● **Your objective**
Would you give the entries below again, precisely as they are written?

● **Data listing**
▼

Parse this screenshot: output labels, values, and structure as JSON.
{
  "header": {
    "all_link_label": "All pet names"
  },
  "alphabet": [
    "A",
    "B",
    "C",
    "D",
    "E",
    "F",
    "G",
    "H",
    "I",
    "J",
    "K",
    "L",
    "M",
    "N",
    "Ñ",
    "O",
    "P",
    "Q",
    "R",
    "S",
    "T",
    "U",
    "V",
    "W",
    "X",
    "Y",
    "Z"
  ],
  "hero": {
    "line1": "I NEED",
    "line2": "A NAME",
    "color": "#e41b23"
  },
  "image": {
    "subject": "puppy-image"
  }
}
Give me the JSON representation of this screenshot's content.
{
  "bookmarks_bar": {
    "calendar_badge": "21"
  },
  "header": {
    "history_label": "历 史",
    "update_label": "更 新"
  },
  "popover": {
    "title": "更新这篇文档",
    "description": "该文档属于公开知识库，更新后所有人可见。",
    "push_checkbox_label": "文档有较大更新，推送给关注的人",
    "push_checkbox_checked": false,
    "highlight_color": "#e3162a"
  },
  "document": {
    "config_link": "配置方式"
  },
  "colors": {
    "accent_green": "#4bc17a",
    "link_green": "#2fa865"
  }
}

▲

● **Result of the exercise**
Parse this screenshot: output labels, values, and structure as JSON.
{
  "header": {
    "all_link_label": "All pet names"
  },
  "alphabet": [
    "A",
    "B",
    "C",
    "D",
    "E",
    "F",
    "G",
    "H",
    "I",
    "J",
    "K",
    "L",
    "M",
    "N",
    "Ñ",
    "O",
    "P",
    "Q",
    "R",
    "S",
    "T",
    "U",
    "V",
    "W",
    "X",
    "Y",
    "Z"
  ],
  "hero": {
    "line1": "I NEED",
    "line2": "A NAME",
    "color": "#e41b23"
  },
  "image": {
    "subject": "puppy-image"
  }
}
Give me the JSON representation of this screenshot's content.
{
  "bookmarks_bar": {
    "calendar_badge": "21"
  },
  "header": {
    "history_label": "历 史",
    "update_label": "更 新"
  },
  "popover": {
    "title": "更新这篇文档",
    "description": "该文档属于公开知识库，更新后所有人可见。",
    "push_checkbox_label": "文档有较大更新，推送给关注的人",
    "push_checkbox_checked": false,
    "highlight_color": "#e3162a"
  },
  "document": {
    "config_link": "配置方式"
  },
  "colors": {
    "accent_green": "#4bc17a",
    "link_green": "#2fa865"
  }
}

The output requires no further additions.